Creating gender equity awareness through design: 50 Queens by BIG and Georg Jensen
by Jincy IypeOct 24, 2022
•make your fridays matter with a well-read weekend
by Zohra KhanPublished on : Oct 24, 2019
COBE Architects, a Danish studio led by Dan Stubbergaard, recently completed Karen Blixens Plads - a new, major public square near the University of Copenhagen in Denmark. Spanning more than 20,000 sqm, the square features a multi-functional undulating landscape that makes for an inventive bicycle parking space for students and local inhabitants.
In Copenhagen, more than 40 percent of the population use bicycles for daily commute. Therefore, this project posed a need for a creative and flexible solution to bicycle parking, and now doubles up as an active urban space for the university that accommodates nearly 16,000 students.
The combined public square and university plaza is designed as a carpet punctuated by pockets of hollow hills, and low lying beds that facilitate parking for nearly 2,000 bicycles – two third of them in covered spaces within the landscape.
“The almost cathedral-like form of the bicycle hills offers an aesthetic experience in its own right, both when people park their bikes and when they meet at the hills for lectures, group work, concerts or Friday afternoon socialising,” says Stubbergaard.
The bulbous hills have been created as cast concrete shells, cladded with hand-laid tiles in colours that resonate with the exteriors of the neighbouring buildings. As a matter of fact, the shell construction does not normally have holes in it, therefore, the realisation of openings within these domes came as a significant challenge for the design team.
COBE, which worked in collaboration with Denmark-based engineers CN3 and EKJ, calculated 3D projections of iconic concrete dome constructions as well as did exhaustive statistical analysis to back the project’s complex design.
In addition to its impressive aesthetics and flexible usage, the project promotes green transportation and climate change adaption through its capacity to handle storm water. “Delaying rainwater in depressions in the landscape utilises the recreational values of the water and creates small wet biotopes that support biodiversity, enable rainwater evaporation and supplements the canal in case of extreme precipitation,” says the Danish architecture firm.
The man-made hills incorporate a central feature in the form of an outdoor auditorium, with a 1,000 people capacity to hold large public events.

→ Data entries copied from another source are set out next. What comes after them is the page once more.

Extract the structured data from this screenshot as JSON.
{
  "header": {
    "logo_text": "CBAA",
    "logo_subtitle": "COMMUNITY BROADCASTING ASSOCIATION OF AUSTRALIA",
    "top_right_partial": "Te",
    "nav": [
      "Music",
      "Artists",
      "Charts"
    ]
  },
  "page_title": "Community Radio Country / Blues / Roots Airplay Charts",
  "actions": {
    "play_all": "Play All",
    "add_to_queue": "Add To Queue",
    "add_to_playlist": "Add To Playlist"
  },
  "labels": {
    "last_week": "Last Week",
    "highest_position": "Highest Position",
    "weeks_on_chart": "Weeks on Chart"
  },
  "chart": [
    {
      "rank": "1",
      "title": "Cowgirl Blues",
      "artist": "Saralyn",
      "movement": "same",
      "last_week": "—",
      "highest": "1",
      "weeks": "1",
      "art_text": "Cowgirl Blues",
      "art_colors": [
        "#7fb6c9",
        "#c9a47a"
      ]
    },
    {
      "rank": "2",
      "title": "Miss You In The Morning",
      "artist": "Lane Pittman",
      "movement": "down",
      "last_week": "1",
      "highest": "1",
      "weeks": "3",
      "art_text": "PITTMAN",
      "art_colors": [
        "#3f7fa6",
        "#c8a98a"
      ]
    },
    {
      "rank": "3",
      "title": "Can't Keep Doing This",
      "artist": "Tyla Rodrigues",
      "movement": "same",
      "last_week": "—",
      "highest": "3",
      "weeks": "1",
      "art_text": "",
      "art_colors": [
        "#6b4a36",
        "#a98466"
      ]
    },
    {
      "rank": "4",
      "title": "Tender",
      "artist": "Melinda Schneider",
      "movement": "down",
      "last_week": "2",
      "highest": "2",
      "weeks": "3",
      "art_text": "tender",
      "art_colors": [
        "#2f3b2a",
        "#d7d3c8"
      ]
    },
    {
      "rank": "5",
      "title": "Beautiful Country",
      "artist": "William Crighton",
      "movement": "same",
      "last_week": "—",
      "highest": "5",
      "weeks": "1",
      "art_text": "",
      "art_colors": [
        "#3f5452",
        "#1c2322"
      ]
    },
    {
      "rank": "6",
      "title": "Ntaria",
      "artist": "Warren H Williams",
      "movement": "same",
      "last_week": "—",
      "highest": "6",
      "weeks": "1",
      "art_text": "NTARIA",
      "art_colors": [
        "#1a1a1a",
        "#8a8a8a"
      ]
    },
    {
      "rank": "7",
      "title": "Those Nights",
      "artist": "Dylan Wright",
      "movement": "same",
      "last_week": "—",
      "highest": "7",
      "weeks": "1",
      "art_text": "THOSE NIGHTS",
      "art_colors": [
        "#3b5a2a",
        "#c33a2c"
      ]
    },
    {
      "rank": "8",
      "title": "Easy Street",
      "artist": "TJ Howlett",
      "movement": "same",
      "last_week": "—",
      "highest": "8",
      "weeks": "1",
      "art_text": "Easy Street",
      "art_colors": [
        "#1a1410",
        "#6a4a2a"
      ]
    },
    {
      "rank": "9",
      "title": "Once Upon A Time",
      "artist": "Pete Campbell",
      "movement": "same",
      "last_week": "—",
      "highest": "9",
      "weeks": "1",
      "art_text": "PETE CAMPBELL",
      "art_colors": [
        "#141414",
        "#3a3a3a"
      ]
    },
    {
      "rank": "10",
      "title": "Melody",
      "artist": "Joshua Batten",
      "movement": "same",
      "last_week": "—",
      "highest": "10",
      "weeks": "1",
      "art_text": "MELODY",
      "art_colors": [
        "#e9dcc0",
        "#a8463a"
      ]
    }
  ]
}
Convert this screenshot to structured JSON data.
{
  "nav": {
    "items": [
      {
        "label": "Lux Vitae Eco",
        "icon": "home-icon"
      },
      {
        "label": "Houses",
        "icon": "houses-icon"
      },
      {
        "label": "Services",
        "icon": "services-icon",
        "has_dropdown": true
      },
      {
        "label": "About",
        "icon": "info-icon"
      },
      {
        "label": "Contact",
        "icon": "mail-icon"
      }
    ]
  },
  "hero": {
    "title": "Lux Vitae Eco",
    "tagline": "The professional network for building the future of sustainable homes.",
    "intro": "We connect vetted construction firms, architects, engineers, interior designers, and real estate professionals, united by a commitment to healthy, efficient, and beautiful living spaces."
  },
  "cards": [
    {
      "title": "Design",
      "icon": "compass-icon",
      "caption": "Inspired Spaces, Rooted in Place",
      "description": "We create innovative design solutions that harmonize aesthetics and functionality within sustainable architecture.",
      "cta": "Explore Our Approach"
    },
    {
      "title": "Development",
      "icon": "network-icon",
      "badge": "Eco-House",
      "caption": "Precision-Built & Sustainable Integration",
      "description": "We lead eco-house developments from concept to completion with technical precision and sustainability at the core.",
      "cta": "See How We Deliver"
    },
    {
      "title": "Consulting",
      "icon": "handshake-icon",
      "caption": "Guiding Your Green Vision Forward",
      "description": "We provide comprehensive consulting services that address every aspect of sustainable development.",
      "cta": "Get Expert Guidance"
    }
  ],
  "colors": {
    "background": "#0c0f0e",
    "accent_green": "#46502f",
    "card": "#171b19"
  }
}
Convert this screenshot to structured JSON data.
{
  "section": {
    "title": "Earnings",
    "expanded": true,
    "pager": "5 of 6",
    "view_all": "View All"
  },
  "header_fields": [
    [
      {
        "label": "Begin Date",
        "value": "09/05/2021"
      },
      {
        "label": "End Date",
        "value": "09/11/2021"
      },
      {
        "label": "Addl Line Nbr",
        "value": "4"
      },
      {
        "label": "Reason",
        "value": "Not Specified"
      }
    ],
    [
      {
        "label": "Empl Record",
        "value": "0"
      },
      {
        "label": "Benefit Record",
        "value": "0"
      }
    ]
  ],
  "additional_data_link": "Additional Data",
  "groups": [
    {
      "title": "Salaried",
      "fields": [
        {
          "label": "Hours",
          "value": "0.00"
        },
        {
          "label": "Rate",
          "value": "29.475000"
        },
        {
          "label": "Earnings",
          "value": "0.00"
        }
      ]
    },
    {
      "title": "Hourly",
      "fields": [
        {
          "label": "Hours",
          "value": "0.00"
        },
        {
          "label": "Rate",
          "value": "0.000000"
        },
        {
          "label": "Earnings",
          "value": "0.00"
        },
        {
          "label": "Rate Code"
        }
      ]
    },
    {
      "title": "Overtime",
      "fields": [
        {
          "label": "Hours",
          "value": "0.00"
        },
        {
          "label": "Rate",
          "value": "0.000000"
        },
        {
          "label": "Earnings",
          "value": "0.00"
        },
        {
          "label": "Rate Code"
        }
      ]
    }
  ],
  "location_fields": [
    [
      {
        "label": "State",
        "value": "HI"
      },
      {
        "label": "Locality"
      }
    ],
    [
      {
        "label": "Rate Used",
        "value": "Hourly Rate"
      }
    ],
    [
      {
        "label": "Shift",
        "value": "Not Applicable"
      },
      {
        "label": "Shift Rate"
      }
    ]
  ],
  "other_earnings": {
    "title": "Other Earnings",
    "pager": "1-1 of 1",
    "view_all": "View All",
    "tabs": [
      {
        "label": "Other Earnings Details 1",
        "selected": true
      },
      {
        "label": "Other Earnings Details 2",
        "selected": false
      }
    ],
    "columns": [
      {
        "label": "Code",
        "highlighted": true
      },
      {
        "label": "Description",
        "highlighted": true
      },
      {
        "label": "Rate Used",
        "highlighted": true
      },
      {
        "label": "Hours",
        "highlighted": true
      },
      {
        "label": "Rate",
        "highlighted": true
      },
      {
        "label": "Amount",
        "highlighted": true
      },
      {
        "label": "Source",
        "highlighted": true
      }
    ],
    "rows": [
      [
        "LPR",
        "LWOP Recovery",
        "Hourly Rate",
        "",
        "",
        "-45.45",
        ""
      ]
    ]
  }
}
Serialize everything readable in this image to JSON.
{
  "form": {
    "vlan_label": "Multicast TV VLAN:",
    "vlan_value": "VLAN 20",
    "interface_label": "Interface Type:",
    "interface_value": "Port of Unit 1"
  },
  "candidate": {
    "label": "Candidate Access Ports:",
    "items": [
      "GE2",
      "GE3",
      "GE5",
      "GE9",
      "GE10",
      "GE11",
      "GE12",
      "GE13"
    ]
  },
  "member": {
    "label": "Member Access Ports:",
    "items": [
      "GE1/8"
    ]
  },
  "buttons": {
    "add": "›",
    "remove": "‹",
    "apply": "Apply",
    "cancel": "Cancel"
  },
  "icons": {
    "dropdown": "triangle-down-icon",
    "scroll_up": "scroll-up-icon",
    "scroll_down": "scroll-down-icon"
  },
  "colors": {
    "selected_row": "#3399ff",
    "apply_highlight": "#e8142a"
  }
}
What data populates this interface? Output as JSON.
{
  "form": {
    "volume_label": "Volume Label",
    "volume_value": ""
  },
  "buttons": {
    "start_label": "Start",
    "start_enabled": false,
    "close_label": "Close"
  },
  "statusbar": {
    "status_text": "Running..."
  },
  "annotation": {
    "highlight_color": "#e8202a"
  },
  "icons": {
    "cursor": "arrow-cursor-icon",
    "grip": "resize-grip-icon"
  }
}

Overall, the project contrasts with the typical and often bland cookie cutter typologies of bicycle parking design by integrating vibrant social spaces with optimal green interventions within its built profile.
by STIRworld Jun 10, 2023
Sumayya Vally pays homage to Congo’s Paul Panda Farnana with her biophilic design that articulates the journey of the colonial history and migrant communities of Vilvoorde.
by Anmol Ahuja Jun 09, 2023
In its 22nd commission and under the French-Lebanese architect’s direction, the 2023 Serpentine Pavilion, À table, transpires to be a space for conversations and cultural exchange.
by Sunena V Maju Jun 08, 2023
The book Brutalist Paris by Nigel Green and Robin Wilson, published by Blue Crow Media, presents the first cohesive study of brutalist architecture in Paris.
by Zohra Khan Jun 05, 2023
In an ongoing exhibition titled London Calling, the Berlin-based architectural illustrator presents a series of drawings that allow the city to speak for itself.
make your fridays matterSUBSCRIBE
Don't have an account?Sign Up
Or you can join with
Please select your profession for an enhanced experience.
Tap on things that interests you.
Select the Conversation Category you would like to watch
Please enter your details and click submit.
Enter the code sent to
What do you think?